On May 25 2018, the European privacy law, the General Data Protection Regulation (GDPR) took effect.
Designed to strengthen and unify personal data protection for European Union (EU) citizens, GDPR places new obligations on all organisations that offer goods and services to people in the EU regardless of where your business is located.
GDPR compliance is a shared responsibility amongst data controllers and data processors. A controller is the entity that determines the purposes, conditions and means of the processing of personal data, while the processor is an entity which processes personal data on behalf of the controller. Entegy is the data processor and Event Organisers are the data controller. This graphic outlines the key principles of GDPR and who is responsible for each aspect.
GDPR Principle: Accurate
Let attendees know how they can update their information if required. Validate and keep data error free.
GDPR Principle: Clearly Communicated
Gain consent during the collection of data phase and outline what the data will be used for.
GDPR Principle: Specific and Relevant
Ensure data collected is only what’s required for it’s intended use. If you only require attendees email and phone number for communication purposes, don’t collect their address.
GDPR Principle: Accountability of Controllers
Ensure your data is stored in a secure database, an encrypted system. Be aware who has access to the data, other employees, external contractors? Everyone who has access to the data should understand GDPR and your organisations privacy policies.
FAQ: Will GDPR affect my existing event data?
Yes, this is the time to clean your data and invite people to re-opt-in. Remove and destroy any individual data you no longer use or don’t need. Review how you seek, record and manage consent and ensure your forms include separate tick boxes for phone contact, contact by email and sharing with third parties like venues, sponsors and speakers. Third parties must be named.
FAQ: Can I share data with my event sponsors?
Unless you have clear, freely-given consent from the attendee to do so as mentioned above, you can’t share their data with third parties. Check any sponsor agreements to make sure you’re not promising the provision of data that you can’t legally share.
As the software provider, Entegy is responsible for ensuring our software includes functionality to support our partners and event organisers to comply with the regulations.
We have introduced some new features to assist event organisers with their compliance efforts including:
Data and its protection are becoming increasingly important to individuals and society. Entegy is committed to providing our Partners and event organisers with peace of mind through data privacy, security and governance solutions and maintain an ongoing commitment to privacy by design.

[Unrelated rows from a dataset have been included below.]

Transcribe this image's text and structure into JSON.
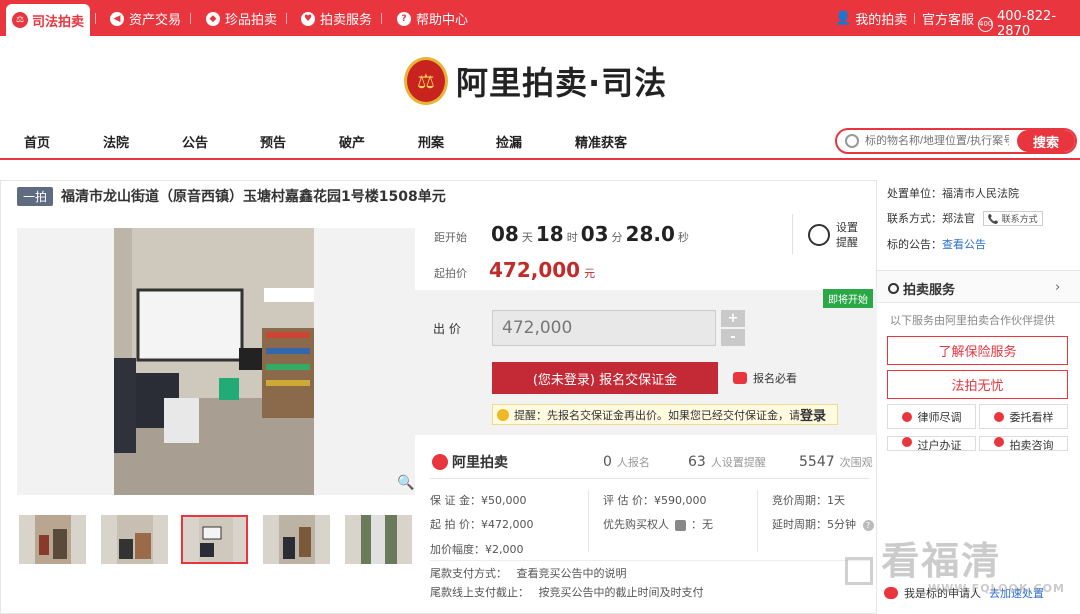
{
  "topbar": {
    "active_tab": "司法拍卖",
    "nav": [
      "资产交易",
      "珍品拍卖",
      "拍卖服务",
      "帮助中心"
    ],
    "my_auction": "我的拍卖",
    "service": "官方客服",
    "phone": "400-822-2870"
  },
  "logo": {
    "text": "阿里拍卖·司法"
  },
  "mainnav": [
    "首页",
    "法院",
    "公告",
    "预告",
    "破产",
    "刑案",
    "捡漏",
    "精准获客"
  ],
  "search": {
    "placeholder": "标的物名称/地理位置/执行案号",
    "button": "搜索"
  },
  "item": {
    "badge": "一拍",
    "title": "福清市龙山街道（原音西镇）玉塘村嘉鑫花园1号楼1508单元"
  },
  "countdown": {
    "label": "距开始",
    "days": "08",
    "days_unit": "天",
    "hours": "18",
    "hours_unit": "时",
    "minutes": "03",
    "minutes_unit": "分",
    "seconds": "28.0",
    "seconds_unit": "秒"
  },
  "remind": {
    "line1": "设置",
    "line2": "提醒"
  },
  "start_price": {
    "label": "起拍价",
    "value": "472,000",
    "unit": "元"
  },
  "bid": {
    "soon_badge": "即将开始",
    "label": "出 价",
    "value": "472,000",
    "plus": "+",
    "minus": "-",
    "signup": "(您未登录) 报名交保证金",
    "must_read": "报名必看",
    "tip": "提醒：先报名交保证金再出价。如果您已经交付保证金，请",
    "tip_login": "登录"
  },
  "stats": {
    "brand": "阿里拍卖",
    "signups": "0",
    "signups_label": "人报名",
    "reminders": "63",
    "reminders_label": "人设置提醒",
    "views": "5547",
    "views_label": "次围观"
  },
  "info": {
    "deposit": "保 证 金：¥50,000",
    "start": "起 拍 价：¥472,000",
    "increment": "加价幅度：¥2,000",
    "appraisal": "评 估 价：¥590,000",
    "priority": "优先购买权人",
    "priority_value": "：无",
    "cycle": "竞价周期：1天",
    "delay": "延时周期：5分钟",
    "final_pay": "尾款支付方式：",
    "final_pay_value": "查看竞买公告中的说明",
    "deadline": "尾款线上支付截止：",
    "deadline_value": "按竞买公告中的截止时间及时支付"
  },
  "side": {
    "unit_label": "处置单位：",
    "unit": "福清市人民法院",
    "contact_label": "联系方式：",
    "contact": "郑法官",
    "contact_btn": "联系方式",
    "notice_label": "标的公告：",
    "notice_link": "查看公告",
    "svc_title": "拍卖服务",
    "svc_note": "以下服务由阿里拍卖合作伙伴提供",
    "btn1": "了解保险服务",
    "btn2": "法拍无忧",
    "small1": "律师尽调",
    "small2": "委托看样",
    "small3": "过户办证",
    "small4": "拍卖咨询",
    "applicant": "我是标的申请人",
    "applicant_link": "去加速处置"
  },
  "watermark": {
    "text": "看福清",
    "url": "WWW.FQLOOK.COM"
  }
}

GDPR Principle: Lawful, Fair & Transparent
Entegy does not use personal data for any purpose. Personal data is held in the Core (CMS) until the data controller removes the data or requests it’s removal.

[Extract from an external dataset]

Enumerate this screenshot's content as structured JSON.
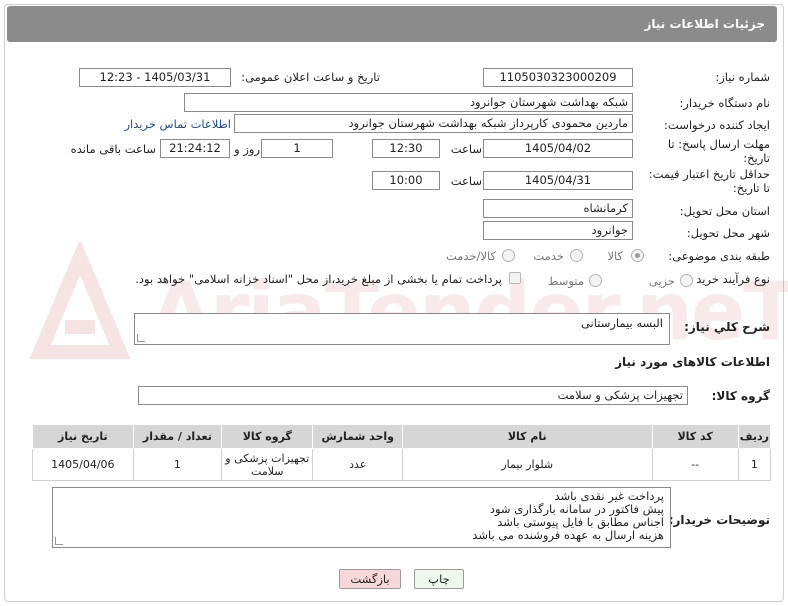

GDPR Principle: Securely Stored
Entegy takes security and compliance very seriously. We have existing processes and policies and have undertaken extensive testing to support our global infrastructure. Our processes are continually reviewed and adjusted as compliance needs change and we have been doing the same for GDPR. More details can be found in our Security Profile.
GDPR Principle: Integrity and confidentiality
It is both the event organiser and Entegy’s responsibility to ensure data is kept confidential and the integrity of data is maintained. Entegy has existing processes and policies in place to maintain the integrity and confidentiality of data, and we ask our partners and event organisers to do the same.
DISCLAIMER This article is neither an overview on EU data privacy nor legal resource for your company to use in complying with GDPR or other EU data privacy laws. Rather, it provides background information to help you better understand how Entegy is addressing GDPR. The contents of this article are not the same as legal advice. We encourage you to consult an attorney if you’d like advice on your interpretation of this information or its accuracy. In short, you may not rely on this article as legal advice, nor as a recommendation of any particular legal understanding.